NewsGreat Falls News


Great Falls woman saved by blood transfusions

Posted at 8:39 AM, Jan 26, 2024
and last updated 2024-01-26 11:54:41-05

GREAT FALLS — January is National Blood Donor Month and with a current nationwide shortage, it’s important to emphasize just how important giving blood can be in the event of another’s crisis.

Take Denise Burk for example. She’s worked at the US Bank in Great Falls for the last 10 years, and has made numerous volunteer contributions to the town, serving on a number of boards. Most recently, she’s joined the Red Cross Board, inspired by her own personal experience.

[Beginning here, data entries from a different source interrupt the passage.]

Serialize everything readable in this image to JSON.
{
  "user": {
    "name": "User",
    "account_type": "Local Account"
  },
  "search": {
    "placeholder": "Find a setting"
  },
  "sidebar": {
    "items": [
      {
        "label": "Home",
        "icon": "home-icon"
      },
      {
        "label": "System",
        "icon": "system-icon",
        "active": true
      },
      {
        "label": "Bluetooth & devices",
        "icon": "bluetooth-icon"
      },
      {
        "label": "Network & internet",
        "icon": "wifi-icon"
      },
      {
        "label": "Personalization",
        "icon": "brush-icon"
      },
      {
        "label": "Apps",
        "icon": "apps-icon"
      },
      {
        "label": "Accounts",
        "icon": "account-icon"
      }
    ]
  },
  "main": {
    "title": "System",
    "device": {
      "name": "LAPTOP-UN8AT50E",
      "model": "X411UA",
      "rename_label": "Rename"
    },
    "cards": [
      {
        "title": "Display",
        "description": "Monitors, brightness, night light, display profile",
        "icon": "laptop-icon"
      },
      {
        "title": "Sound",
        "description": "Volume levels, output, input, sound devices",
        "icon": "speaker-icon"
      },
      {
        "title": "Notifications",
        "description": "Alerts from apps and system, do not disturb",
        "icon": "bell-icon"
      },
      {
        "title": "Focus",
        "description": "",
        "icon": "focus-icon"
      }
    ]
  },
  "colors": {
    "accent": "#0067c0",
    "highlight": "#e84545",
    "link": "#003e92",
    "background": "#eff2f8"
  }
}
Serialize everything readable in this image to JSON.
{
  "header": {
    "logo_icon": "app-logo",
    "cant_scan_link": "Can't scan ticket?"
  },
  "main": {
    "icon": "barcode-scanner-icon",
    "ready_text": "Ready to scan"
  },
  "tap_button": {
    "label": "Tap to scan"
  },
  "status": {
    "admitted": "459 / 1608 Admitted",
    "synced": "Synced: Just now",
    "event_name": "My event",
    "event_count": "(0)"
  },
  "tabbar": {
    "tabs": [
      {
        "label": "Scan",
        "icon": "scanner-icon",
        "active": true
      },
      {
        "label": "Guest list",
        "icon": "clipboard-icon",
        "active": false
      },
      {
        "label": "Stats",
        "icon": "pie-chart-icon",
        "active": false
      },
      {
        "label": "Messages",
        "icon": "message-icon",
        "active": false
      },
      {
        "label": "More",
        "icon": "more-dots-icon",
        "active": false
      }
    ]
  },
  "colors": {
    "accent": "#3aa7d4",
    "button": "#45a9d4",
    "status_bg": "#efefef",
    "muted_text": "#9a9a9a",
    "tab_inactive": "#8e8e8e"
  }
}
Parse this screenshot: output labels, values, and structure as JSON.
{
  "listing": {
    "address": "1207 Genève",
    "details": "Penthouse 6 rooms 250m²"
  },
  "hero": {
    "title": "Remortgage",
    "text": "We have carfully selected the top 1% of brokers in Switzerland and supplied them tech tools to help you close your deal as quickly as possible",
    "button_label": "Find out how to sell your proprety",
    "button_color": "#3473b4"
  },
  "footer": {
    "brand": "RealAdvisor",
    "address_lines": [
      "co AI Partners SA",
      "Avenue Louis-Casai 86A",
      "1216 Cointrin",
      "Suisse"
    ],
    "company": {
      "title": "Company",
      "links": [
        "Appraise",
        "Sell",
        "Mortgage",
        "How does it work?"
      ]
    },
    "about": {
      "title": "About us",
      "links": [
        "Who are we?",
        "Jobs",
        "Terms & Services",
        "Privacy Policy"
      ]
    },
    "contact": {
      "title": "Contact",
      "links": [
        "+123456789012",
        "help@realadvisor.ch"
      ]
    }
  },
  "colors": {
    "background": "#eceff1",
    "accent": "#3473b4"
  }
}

In 2021, Denise was diagnosed with breast cancer. She instantly began chemotherapy and radiation treatments. In the middle of her rounds of therapy, doctors noticed Denise’s red blood cell count was critically low.

“I did not do well with chemo, and I got very, very sick,” says Burk.

She soon became anemic and developed a serious pneumonia infection, putting her life at further risk. It was the 10 separate transfusions of blood which saved her life.

“Had someone not not been kind enough to help a stranger, I probably wouldn't be sitting here,” says Burk. “The gratitude in my heart for those that have donated and helped me to continue to be the person I am, the mom, family, friends that I can be, that really is astounding to me.”

Currently the national blood shortage has been exacerbated by severe winter weather and cold and flu season.

“In January alone, we've lost about 15,000 units across the country because of blood drives canceled because of winter weather,” says Regional Comms Director for the Red Cross, Matthew Ochsner.

For reference, one unit is one person. At this rate, there would be a shortage of blood from roughly 180,000 individuals. According to America’s Blood Centers, every two seconds an American requires a blood transfusion.

Tapping into first time donors is incredibly important, yet they only make up 26 percent of all those who give blood. Overall, three percent of Americans donate but if just one more percent of the U.S. population donates blood, the shortage would be alleviated and individuals just like Denise will no longer have to want for blood.

If you would like to schedule an appointment to donate blood, visit, or call 800-733-2767.